While the 4 percent rule worked during higher interest rate periods, most economists believe the safe withdrawal rate is around 2.8 percent to 3.5 percent. Without a doubt, this couple is in jeopardy of a significant failure in retirement, especially if they were to have a significant drop in asset value early in their retirement years. This is where asset location can make a huge difference over asset allocation. Because allocation doesn’t fully protect the clients from a loss in their account – it might make the ride smoother or reduce their losses and gains, but it will not provide protection from losses. 

 

What worked for clients during the accumulation phase will not work for them during the distribution phase. In fact, in many cases, the strategies that clients used to accumulate assets will hurt them in retirement.

 

New Approach, Better Outcomes

Let’s look at using different products to sure up their retirement income.

  • First, the couple buys a single premium immediate annuity (SPIA) to secure $9,000 of annual income. In today’s interest rate environment, that will cost just under $170,000 of the account value. The SPIA’s income is protected for both the couples’ lives, and if they both die before using up the $170,000, their beneficiaries get the balance of the unused funds. 
  • Next, the couple purchases a fixed indexed annuity (FIA). The $100,000 FIA generates $5,000 of guaranteed annual income. The clients remain in control of the assets and can change the annuity if something happens. 
  • Their remaining $480,000 is invested in their asset allocation strategy according to their risk tolerance. The assets only need to create $16,000 of annual income off the $480,000 in assets. That means that the use of two additional products reduces the withdrawal percentage to 3.3 percent. Most would agree the 3.3 percent is a significant improvement to the withdrawal percentage and increases the probability of success. 

 

The result is that the clients begin their retirement with the same $50,000 of targeted income: 

  • $20,000 from Social Security 
  • $16,000 from the systematic withdrawal strategy
  • $9,000 from the SPIA
  • $5,000 front the FIA

 

Notice that between Social Security and the annuities that $34,000 of their $50,000 annual income is guaranteed for the rest of their lives. That’s makes a powerful impact on their retirement income strategy.

 

Check out our one-page sales idea on this concept, and I think you will see that the location of assets is far more important than the allocation of the assets.
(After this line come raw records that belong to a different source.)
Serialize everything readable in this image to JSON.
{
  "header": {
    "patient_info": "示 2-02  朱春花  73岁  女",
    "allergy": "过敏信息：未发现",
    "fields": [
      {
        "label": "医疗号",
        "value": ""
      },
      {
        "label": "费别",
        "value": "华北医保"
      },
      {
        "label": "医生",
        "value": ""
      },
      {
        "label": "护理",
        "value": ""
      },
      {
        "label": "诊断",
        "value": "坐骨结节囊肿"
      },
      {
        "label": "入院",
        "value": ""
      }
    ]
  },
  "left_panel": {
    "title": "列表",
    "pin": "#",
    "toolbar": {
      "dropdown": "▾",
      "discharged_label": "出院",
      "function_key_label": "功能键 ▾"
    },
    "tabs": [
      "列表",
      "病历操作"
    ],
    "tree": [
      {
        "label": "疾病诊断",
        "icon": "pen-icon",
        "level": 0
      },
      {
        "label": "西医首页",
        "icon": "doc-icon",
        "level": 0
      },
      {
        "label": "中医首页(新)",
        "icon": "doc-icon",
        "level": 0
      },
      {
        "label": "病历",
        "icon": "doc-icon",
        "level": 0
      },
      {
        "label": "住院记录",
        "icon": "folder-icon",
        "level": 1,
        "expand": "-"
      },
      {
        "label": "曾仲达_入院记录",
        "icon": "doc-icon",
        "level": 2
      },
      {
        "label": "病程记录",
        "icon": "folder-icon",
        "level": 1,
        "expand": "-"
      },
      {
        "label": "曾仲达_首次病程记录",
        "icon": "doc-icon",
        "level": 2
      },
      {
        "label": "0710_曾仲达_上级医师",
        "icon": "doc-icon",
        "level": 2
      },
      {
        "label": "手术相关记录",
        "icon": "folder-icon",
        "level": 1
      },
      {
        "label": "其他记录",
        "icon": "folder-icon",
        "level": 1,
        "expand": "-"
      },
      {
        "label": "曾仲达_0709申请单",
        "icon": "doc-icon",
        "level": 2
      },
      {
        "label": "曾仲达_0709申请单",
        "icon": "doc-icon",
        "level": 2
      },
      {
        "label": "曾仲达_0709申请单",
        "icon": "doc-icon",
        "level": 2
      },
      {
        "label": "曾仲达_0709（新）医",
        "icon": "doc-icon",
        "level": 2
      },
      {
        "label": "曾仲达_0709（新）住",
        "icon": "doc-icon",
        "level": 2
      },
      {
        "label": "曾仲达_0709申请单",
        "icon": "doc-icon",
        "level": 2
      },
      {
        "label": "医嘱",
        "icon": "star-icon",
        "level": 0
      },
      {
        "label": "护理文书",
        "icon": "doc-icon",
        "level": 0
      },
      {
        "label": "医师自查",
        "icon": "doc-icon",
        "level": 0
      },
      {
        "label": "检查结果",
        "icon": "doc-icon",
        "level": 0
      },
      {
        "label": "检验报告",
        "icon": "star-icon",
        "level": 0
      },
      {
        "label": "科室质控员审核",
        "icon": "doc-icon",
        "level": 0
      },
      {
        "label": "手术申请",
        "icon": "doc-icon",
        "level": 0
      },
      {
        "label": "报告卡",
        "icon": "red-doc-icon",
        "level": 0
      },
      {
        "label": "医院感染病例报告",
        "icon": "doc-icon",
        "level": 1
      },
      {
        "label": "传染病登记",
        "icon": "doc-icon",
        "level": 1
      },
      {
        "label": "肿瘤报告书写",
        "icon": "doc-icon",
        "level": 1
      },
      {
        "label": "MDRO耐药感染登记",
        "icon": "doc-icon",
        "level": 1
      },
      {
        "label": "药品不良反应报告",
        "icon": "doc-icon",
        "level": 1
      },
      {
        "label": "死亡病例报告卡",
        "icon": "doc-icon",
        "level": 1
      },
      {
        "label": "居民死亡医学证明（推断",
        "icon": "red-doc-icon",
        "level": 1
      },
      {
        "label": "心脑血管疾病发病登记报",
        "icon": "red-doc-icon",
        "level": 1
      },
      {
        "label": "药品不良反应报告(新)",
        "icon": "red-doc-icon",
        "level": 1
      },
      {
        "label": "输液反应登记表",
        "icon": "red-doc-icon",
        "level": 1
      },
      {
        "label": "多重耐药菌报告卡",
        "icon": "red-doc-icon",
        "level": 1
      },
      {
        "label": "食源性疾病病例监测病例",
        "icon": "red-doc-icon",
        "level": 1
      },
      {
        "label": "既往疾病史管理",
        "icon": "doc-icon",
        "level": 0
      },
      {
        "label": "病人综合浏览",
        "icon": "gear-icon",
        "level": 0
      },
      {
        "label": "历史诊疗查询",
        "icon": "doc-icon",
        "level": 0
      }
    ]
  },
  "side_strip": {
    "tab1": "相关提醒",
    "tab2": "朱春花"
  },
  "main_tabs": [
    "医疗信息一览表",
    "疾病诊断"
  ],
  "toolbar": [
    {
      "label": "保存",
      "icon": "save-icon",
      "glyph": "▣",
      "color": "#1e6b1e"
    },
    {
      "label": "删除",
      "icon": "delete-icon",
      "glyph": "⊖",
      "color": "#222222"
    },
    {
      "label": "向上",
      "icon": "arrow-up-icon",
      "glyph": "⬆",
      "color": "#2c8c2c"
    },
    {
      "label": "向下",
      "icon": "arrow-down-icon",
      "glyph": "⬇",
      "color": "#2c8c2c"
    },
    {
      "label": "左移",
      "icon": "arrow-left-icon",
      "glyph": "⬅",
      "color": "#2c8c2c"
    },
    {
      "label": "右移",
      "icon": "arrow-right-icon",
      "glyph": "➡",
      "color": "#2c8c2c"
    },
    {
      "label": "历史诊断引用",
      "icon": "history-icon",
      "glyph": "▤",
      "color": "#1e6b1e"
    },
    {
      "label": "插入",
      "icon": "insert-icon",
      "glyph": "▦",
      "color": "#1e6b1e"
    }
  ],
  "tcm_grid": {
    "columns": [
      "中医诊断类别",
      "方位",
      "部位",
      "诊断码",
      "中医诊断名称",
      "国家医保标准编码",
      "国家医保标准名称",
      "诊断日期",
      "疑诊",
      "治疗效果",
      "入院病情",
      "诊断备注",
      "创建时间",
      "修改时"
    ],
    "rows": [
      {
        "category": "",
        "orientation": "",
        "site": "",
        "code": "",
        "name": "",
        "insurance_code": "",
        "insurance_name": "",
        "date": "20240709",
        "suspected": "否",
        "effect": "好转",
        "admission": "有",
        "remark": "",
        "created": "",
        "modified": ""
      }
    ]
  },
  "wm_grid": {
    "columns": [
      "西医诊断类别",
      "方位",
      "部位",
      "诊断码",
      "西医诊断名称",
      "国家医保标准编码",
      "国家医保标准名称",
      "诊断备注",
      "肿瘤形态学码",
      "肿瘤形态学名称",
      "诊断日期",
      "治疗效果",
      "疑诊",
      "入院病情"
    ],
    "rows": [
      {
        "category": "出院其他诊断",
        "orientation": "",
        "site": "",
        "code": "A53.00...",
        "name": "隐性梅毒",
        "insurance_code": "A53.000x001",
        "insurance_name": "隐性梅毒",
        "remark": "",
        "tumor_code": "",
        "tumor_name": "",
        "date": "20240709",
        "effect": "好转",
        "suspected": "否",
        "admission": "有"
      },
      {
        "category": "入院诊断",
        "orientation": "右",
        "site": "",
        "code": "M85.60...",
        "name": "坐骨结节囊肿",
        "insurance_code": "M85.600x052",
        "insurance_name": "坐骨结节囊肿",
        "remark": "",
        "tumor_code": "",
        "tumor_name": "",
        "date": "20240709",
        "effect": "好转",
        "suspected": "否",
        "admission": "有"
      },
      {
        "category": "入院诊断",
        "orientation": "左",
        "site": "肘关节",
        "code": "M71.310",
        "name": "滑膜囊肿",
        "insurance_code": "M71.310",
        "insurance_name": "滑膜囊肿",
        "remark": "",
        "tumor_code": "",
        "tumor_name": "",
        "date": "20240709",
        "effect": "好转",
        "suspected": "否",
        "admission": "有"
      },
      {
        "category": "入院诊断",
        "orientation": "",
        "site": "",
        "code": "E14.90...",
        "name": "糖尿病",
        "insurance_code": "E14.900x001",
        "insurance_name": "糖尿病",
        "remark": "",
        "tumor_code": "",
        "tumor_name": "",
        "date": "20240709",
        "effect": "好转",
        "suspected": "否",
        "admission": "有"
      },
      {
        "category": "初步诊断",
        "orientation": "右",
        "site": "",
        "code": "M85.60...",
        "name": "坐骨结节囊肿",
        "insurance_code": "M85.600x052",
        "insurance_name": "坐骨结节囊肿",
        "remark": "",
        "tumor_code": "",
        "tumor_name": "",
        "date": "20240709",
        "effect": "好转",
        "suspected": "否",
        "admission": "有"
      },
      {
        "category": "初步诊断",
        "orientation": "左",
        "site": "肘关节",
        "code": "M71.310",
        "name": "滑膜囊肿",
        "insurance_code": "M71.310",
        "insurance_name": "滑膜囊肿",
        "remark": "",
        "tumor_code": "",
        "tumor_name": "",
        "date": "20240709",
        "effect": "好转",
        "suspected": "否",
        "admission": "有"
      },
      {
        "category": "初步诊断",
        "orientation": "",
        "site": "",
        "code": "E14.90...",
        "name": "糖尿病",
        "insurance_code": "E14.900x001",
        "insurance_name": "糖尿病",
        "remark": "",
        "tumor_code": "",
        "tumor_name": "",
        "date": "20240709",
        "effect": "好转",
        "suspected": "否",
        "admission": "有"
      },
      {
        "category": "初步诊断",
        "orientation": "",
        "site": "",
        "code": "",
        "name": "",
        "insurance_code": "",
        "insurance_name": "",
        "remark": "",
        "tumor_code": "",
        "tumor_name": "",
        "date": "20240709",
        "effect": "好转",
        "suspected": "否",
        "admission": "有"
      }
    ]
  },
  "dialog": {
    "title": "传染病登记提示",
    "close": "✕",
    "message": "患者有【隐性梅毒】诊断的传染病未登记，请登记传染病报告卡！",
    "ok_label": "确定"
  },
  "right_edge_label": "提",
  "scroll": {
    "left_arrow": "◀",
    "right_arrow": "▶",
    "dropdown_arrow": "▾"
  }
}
The location strategy provides more consistent income with less volatility in income. Your clients will appreciate the guarantees and the unique location of their assets. 

 

Winning Strategy

Asset location is more important than allocation during the income phase. Look at using alternative income-producing assets to reduce pressure on assets and provide a more secure retirement income. 

 

About the Author

Mike McGlothlin is a tireless advocate for the retirement planning industry. As executive vice president of retirement at Ash Brokerage, he heads a team providing income planning solutions focused on longevity and efficiency. He’s also a thought leader who provides guidance and assistance for advisors and broker-dealers navigating marketplace and regulatory changes. You can find a collection of his blog posts in his book, “Above the Clouds … Winning Strategies from 30,000 Feet.”

Asset Allocation Retirement Income Annuities Social Security